US7723700Dec 9, 2004May 25, 2010Semequip, Inc.Controlling the flow of vapors sublimated from solids
US7759655 *Jul 11, 2006Jul 20, 2010Thermo Finnigan LlcPulsed ion source for quadrupole mass spectrometer and method
US7820981Dec 9, 2004Oct 26, 2010Semequip, Inc.Method and apparatus for extending equipment uptime in ion implantation
US7875125Sep 19, 2008Jan 25, 2011Semequip, Inc.Method for extending equipment uptime in ion implantation
US8134290Mar 24, 2010Mar 13, 2012Scientific Instrument Services, Inc.Emission filaments made from a rhenium alloy and method of manufacturing thereof
US8226449Aug 19, 2011Jul 24, 2012Scientific Instrument Services, Inc.Method of manufacturing rhenium alloy emission filaments
US8652586Aug 4, 2009Feb 18, 2014Agc Flat Glass North America, Inc.Plasma source and methods for depositing thin film coatings using plasma enhanced chemical vapor deposition
WO2007138834A1May 11, 2007Dec 6, 2007Nippon Kogaku KkExposure apparatus and exposure method
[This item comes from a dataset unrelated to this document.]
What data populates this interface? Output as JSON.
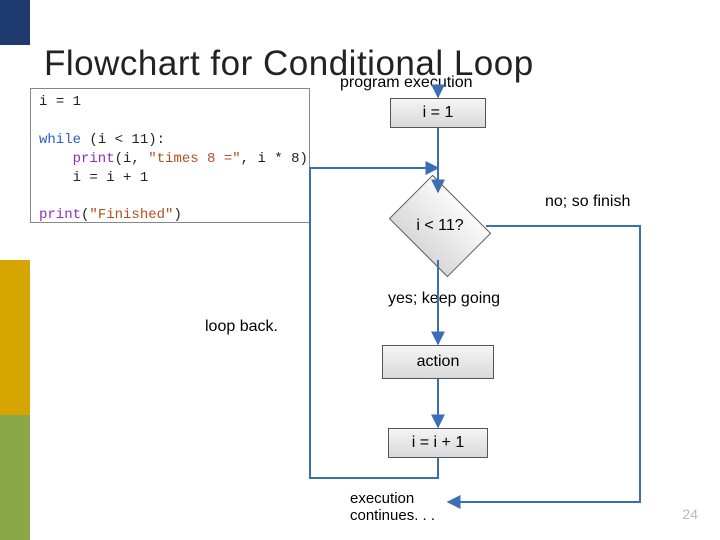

WO2010017185A1 *Aug 4, 2009Feb 11, 2010Agc Flat Glass North America, Inc.Plasma source and methods for depositing thin film coatings using plasma enhanced chemical vapor deposition
Classifications
U.S. Classification250/427, 315/111.81, 313/230, 313/362.1
International ClassificationH01J27/08, H01J27/20
Cooperative ClassificationH01J27/20, H01J27/08
European ClassificationH01J27/20, H01J27/08
Legal Events
DateCodeEventDescription
Dec 6, 2002FPAYFee payment
Year of fee payment: 12
Dec 9, 1998FPAYFee payment
Year of fee payment: 8
Sep 23, 1994FPAYFee payment
Year of fee payment: 4
Apr 24, 1991ASAssignment
Owner name: TOKYO ELECTRON LIMITED, 1-26-2, NISHI-SHINJUKU, SH
Free format text: ASSIGNMENT OF ASSIGNORS INTEREST.;ASSIGNORS:KOSHIISHI, AKIRA;KAWAMURA, KOHEI;MATSUDO, MASAHIKO;AND OTHERS;REEL/FRAME:005678/0361;SIGNING DATES FROM 19900208 TO 19900216